Fri, 31 July 2009
I bought a couple of manga today at Barnes and Noble, including two Shojo Beat titles, the first volumes of Kimi Ni Todoke and Black Bird. It just struck me that they looked different than the usual Shojo Beat books. Neither of them had those giant ugly volume numbers in the bottom right hand corner nor the boring author font with "Story and Art by" stamp on the left bottom corner and border on the bottom edge. I've never been a fan of the generic design of any of Viz's "line" manga, like Beat and the Shonen Jump titles. To me, they make the books look boring and take away from the beauty of the covers. But I guess they do make them instantly recognizable as belonging to a certain genre.

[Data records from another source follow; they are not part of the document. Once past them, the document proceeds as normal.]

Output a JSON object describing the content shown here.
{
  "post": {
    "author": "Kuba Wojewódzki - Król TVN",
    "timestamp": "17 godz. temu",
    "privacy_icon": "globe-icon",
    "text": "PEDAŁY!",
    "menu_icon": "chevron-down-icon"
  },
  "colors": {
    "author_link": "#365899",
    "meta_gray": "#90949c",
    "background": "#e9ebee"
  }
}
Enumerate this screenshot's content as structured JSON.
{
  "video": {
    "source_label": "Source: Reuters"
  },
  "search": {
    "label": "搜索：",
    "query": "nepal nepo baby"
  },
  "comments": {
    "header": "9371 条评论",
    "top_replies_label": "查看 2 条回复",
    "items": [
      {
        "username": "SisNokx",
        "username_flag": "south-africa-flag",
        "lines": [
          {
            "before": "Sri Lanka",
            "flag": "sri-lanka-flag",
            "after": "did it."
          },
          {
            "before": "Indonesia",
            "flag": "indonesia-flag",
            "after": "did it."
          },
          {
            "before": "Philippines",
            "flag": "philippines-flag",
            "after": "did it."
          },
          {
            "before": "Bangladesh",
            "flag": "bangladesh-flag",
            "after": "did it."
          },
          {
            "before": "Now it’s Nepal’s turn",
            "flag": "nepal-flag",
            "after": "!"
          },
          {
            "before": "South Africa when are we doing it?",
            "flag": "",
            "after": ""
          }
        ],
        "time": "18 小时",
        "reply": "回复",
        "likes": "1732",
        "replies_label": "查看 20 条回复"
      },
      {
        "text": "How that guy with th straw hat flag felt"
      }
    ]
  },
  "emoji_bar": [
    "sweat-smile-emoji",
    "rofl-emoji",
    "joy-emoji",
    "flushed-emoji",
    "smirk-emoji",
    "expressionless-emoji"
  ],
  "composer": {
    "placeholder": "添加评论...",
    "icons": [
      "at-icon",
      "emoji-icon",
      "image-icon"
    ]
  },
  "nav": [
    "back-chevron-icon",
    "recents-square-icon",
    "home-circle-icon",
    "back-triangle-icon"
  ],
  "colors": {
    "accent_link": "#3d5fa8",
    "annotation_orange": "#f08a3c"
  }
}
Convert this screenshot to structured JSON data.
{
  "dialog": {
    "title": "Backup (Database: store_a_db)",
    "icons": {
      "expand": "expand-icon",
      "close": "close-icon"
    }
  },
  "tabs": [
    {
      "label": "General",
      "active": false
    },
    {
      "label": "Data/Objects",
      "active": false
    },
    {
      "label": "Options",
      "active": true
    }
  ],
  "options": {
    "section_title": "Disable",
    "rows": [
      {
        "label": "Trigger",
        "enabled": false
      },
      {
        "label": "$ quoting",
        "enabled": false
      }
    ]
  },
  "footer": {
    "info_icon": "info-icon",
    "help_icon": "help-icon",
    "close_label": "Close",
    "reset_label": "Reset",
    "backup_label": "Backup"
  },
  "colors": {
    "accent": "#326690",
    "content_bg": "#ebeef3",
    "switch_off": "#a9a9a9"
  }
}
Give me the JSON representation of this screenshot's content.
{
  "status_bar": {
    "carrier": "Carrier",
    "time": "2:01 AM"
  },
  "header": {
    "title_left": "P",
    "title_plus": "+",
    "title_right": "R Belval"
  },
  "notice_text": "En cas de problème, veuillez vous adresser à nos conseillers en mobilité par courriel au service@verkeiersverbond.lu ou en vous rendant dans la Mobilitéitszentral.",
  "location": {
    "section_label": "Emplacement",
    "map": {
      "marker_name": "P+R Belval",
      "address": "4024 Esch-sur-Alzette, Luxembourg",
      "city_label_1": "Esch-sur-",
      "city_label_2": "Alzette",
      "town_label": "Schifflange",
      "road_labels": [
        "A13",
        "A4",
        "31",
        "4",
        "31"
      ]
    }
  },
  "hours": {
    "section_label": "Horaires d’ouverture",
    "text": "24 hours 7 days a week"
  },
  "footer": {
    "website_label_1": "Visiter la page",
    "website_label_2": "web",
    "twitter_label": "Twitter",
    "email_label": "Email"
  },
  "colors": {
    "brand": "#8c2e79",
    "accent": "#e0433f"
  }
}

But the Shojo Beat titles in particular suffer. A machine just stamps every cover with no regard as for how it's going to affect the art. If you're lucky Viz tries to change the color of the volume number or the author info to blend in better with the colors in the cover art...if you're lucky.
But with these two titles, Beat seems to be de-emphasizing the Shojo Beat brand, especially with Kimi Ni Todoke. "Shojo Beat" is nowhere to be found on its front cover. Instead of the humungoid volume number on the right there is a stylized 1 at center bottom. Even the author's name is given a more personalized font that fits the feel and style of the manga. You do have the Shojo Beat website and UPC code on the back bottom just like usual but no huge banner at the top.
Blackbird has a more traditional Viz design but again does not crowd its cover with Shojo Beat insignia, borders, and unsightly font. Instead it has ethereal, airy blacks and reds with a smaller author credit and warmer volume number that fits in with the cover. On the back you do have the Shojo Beat banner at the top but the web address has been left off, hopefully to not cut across and cover up the art.
I hope Viz starts treating all their Shojo Beat title cover designs like these two titles. You need to bring attention to the ART, not to the volume numbers and product line. The original artists designed the art on the covers for a reason, to catch the eyes of browsing readers, not to be distorted or even erased. It makes the Beat titles look much more attractive. It's fine to keep generic looking spines, but show the covers more love.